What you need to do — Your answer should consist of every line in the records that holds "actor".

== Segment start ==

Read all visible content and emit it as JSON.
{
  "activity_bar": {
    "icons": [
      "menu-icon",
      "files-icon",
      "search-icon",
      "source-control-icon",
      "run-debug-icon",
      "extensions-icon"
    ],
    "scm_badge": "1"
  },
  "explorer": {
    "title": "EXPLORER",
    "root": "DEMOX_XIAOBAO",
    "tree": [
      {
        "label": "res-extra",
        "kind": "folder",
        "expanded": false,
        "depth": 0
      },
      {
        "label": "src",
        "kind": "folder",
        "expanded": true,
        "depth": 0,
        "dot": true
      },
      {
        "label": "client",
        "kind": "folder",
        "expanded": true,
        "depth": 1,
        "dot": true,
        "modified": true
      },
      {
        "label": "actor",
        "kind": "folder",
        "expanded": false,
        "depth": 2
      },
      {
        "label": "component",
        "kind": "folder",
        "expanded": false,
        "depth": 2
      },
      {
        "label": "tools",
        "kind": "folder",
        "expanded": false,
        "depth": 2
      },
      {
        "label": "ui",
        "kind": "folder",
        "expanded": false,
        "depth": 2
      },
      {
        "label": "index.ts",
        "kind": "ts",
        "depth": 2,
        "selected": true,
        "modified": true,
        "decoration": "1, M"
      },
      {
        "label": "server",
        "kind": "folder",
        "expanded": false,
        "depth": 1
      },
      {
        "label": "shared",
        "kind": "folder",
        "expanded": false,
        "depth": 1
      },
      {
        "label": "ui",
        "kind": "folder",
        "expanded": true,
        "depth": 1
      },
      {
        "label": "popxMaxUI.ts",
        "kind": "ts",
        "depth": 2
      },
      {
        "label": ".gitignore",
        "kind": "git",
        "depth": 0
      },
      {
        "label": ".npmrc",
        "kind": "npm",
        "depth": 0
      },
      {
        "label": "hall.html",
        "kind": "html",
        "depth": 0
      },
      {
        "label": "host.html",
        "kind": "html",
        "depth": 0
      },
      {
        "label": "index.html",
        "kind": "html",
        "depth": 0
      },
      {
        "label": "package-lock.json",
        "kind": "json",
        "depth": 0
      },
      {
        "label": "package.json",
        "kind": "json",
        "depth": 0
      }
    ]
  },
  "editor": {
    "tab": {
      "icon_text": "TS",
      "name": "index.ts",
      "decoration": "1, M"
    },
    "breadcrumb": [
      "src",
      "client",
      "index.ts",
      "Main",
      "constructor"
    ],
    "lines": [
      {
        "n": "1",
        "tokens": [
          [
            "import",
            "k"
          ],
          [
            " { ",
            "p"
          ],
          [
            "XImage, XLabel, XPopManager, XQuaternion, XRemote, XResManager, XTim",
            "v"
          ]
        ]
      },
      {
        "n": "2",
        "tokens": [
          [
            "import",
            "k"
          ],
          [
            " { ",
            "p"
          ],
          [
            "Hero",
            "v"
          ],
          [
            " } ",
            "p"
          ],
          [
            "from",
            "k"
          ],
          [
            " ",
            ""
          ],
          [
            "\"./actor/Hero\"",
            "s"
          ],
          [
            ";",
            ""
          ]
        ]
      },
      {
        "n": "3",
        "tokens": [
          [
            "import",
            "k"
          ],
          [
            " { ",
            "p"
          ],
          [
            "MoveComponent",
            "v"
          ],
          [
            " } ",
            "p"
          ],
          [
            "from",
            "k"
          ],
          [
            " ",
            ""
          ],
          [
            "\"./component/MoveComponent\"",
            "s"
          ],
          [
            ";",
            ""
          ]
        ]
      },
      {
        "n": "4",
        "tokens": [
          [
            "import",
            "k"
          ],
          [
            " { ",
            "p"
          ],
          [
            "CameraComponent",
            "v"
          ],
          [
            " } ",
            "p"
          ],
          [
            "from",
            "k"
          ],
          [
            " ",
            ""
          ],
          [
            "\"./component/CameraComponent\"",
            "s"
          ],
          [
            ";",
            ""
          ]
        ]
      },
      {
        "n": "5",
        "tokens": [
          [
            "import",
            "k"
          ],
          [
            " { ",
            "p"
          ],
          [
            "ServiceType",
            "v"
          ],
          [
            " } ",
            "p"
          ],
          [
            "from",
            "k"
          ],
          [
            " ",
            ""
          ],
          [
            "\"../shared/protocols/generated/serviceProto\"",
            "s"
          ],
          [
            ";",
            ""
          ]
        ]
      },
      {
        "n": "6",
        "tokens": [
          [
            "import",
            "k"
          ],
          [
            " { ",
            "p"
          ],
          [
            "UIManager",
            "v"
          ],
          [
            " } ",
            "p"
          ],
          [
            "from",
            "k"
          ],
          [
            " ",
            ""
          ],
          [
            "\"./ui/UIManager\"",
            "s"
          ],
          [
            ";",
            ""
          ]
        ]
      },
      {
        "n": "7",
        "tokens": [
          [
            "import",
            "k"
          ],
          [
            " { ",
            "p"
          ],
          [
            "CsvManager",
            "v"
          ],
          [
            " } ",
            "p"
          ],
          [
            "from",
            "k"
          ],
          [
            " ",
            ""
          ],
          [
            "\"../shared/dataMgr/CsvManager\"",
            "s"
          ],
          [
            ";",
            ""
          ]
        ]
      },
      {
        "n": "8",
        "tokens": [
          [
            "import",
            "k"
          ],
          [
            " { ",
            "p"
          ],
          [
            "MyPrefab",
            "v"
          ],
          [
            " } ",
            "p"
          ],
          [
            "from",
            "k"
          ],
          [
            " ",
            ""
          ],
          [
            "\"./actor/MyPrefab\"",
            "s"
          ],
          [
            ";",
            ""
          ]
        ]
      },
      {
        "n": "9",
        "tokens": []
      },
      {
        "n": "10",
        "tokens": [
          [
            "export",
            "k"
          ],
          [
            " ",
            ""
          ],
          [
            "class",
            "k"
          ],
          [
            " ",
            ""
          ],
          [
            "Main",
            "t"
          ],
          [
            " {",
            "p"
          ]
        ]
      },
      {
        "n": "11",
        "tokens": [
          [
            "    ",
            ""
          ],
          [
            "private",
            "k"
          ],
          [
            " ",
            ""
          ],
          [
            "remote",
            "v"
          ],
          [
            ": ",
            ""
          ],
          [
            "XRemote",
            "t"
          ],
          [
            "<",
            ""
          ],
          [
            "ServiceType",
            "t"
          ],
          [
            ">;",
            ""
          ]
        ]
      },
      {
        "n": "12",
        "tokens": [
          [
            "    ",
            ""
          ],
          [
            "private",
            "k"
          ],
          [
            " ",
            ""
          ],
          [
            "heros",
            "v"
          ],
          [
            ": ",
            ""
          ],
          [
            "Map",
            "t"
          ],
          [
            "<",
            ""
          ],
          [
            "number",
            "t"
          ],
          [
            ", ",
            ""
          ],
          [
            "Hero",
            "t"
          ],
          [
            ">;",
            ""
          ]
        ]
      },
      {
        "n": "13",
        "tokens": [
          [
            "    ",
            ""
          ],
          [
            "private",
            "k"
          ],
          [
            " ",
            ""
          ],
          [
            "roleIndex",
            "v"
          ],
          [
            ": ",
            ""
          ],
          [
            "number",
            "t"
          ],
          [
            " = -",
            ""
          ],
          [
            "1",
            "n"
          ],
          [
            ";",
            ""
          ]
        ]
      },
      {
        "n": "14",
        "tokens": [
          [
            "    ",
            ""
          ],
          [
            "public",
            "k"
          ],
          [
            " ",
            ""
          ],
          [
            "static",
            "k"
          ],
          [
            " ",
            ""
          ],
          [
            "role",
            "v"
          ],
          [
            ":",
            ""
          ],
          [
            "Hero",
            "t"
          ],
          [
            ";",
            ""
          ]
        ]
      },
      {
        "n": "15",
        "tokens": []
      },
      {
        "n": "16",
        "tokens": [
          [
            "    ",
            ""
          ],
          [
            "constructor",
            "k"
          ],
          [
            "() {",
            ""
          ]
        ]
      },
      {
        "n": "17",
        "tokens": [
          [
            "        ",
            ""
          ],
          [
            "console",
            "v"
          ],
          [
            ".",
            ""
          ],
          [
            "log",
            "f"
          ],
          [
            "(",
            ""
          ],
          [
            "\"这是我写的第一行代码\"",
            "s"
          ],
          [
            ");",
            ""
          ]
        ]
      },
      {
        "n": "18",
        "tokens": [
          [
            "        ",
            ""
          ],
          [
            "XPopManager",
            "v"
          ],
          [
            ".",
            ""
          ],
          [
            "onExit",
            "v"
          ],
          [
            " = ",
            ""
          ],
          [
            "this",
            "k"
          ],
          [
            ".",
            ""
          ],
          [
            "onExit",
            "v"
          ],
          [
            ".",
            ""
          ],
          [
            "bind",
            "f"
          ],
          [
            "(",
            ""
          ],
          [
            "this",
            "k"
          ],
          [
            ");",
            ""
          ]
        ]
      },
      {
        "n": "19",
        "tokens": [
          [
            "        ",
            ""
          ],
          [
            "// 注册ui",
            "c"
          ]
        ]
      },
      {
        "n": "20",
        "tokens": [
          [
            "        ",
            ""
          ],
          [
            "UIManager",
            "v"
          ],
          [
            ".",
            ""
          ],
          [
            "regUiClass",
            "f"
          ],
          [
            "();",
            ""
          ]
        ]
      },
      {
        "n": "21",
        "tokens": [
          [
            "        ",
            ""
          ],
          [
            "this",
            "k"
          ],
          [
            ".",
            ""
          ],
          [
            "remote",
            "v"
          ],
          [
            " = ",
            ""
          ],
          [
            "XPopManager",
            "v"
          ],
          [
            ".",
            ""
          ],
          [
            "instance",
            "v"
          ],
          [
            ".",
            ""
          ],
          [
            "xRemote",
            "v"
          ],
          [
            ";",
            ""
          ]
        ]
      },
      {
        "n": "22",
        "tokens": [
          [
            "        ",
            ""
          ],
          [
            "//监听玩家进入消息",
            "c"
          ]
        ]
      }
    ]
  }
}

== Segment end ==

Solved problem —
        "label": "actor",
            "\"./actor/Hero\"",
            "\"./actor/MyPrefab\"",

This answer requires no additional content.